BONNERS FERRY — With an office consisting of more than 1,200 square miles, the Boundary County Sheriff Deputies spend a lot of time on the road, keeping the citizens of Boundary County safe.
Many people find themselves with that familiar light bar in their rearview mirror and instinctively slow down, gripping the steering wheel a little tighter, and wondering if they may have a taillight out, and if their car insurance is up to date. They don’t often think about all that the deputy is doing to help the people in the community.
This is a day in the life of a Boundary County Sheriff’s Deputy.
The shift begins with patrol routes, driving throughout the county, checking on communities outside of the Bonners Ferry city limits. The deputy is familiar with the areas, the citizens and their habits. He recognizes if something is amiss, indicating that someone could be in trouble.
A call comes out that there has been an unattended death. The deputy proceeds to the far end of the county, to meet and assist the coroner. His duty is to be there for the family, he says. He is also there to help remove the deceased family member and make sure that there was nothing suspicious about the death. He will take photos and look things over, and later write a report about it. He will also remove any prescriptions that the deceased person may have had and safely dispose of them, ensuring the safety of the family.
When the call is complete, the deputy leaves and passes two vehicles on the side of the road. The people are changing a tire. They have multiple people there and all the equipment, and seem to be progressing just fine. He drives by, but if they had needed help, he would have been turning around in an instant to help them.
The deputy soon hears over the radio that a Bonners Ferry Police Officer has a situation that may require assistance. He heads to Bonners Ferry to be close enough to give aid if it is needed.
Just before 5 p.m., a call comes out of a report of a power line that is on fire on North Division Street in Moyie Springs. The deputy responds to help with traffic control. When the deputy arrives, the Moyie Springs Volunteer Firefighters are already on scene.
A power line is down across a driveway. The flames have subsided some, but it still sizzles and sparks, smelling like Fourth of July fireworks. Moyie City Fire has one end of the street blocked, and the deputy offers to block the other side, keeping the citizens a safe distance from the live wire until the power company arrives to shut of the electricity.
The power company arrives and the threat to the community is now under control.
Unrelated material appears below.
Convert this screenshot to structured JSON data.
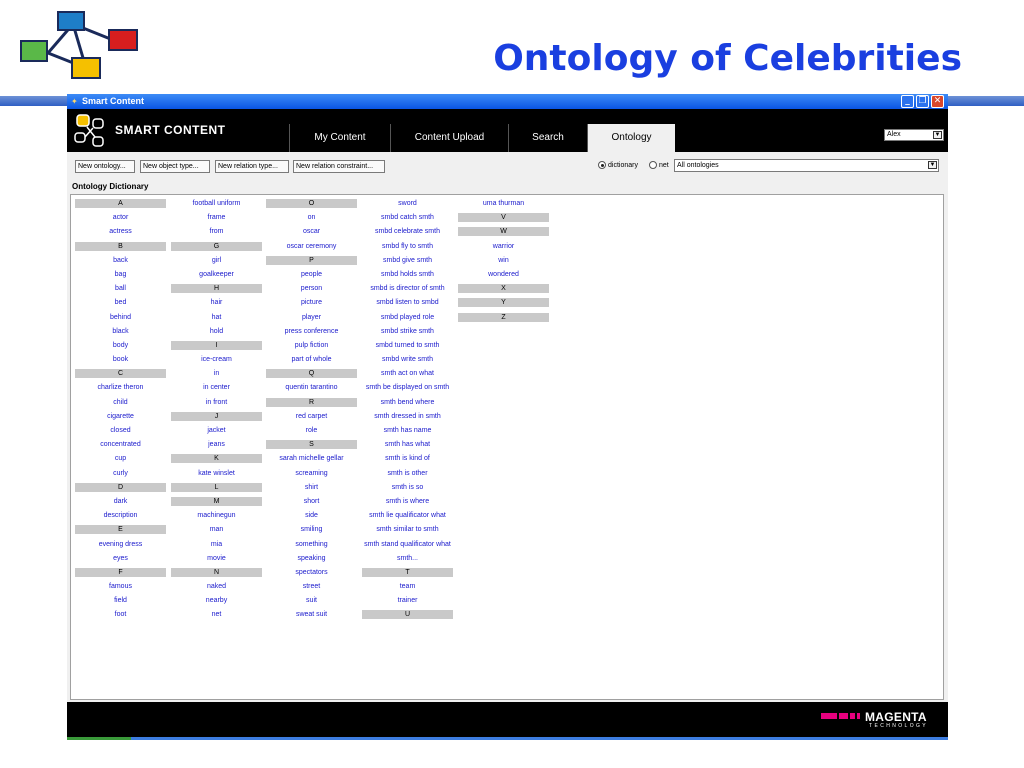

The deputy moves on to continue his patrol routes.
While on the back roads of Naples, there is another call. A deer has been struck on Highway 95. Initially, it is reported that it is at the cross section of Schoolhouse Road, and the deer is reported to be injured but alive. The deputy will need to dispatch it. He searches for the deer with a spotlight mounted on the side of the patrol vehicle. Unable to find it, he speaks with the Boundary County Sheriff’s Dispatch again and they tell him that the location is actually by Sandy Ridge Road.
The deputy turns around and proceeds to that location. The deer is located laying in the middle of the highway. It is dead. The deputy makes sure that the person who struck the deer with their vehicle is okay, then dons gloves and pulls the deer from the road between cars and tractor trailers. He then assesses the damage to the vehicle and confirms that the damages are less than $1500, the driver is free to go.
The deputy continues his patrol checks. It is a good night. There is no snow and ice on the roads, but even if there were, when most people avoid driving any more than necessary, the deputy would still be putting on the miles, from one end of the county to the next.
On the North Hill, a truck’s license plate comes back as a different vehicle. The deputy stops the vehicle and on closer inspection, with a flashlight, it turns out that mud was partially obscuring the license plate, making a zero appear to be an eight. The driver is informed as to why they were stopped and advised to keep the license plate clean in the future.
At the top of the North Hill, a car is stopped on the side of the highway in an exit lane. The car has a disabled license plate and the driver is sitting in the car. The deputy informs dispatch that he will be stopping for a motorist assist. The driver is OK. They have just had a long day and are talking on their cell phone. The deputy asks the driver to pull off the highway, for their safety and the safety of other drivers who may need to use the exit.
The night wears on and the deputy continues to roll through the county, putting miles of pavement and dirt roads behind him. On a back road, he checks a spot that had a severe mudslide last spring. With the recent rains, he wants to make sure that there is no new movement. Along the way, there is a small tree down, partially blocking the road. He gets out and removes it.
It is now almost 9 p.m. The deputy has been on the road for six hours, around the same amount of time that it takes to drive from Bonners Ferry to Seattle. But his job is not all about driving. He has reports to do, so he heads to his office to work on paperwork.
The paperwork is interrupted when a fight breaks out at a bar. The people involved are intoxicated, but the deputy gets everyone settled down. No arrests are made and the bar remains quiet for the remainder of the night.
The night ends and the deputy’s shift is over. He will start again the next day, with his primary goal: To keep the citizens of Boundary County safe.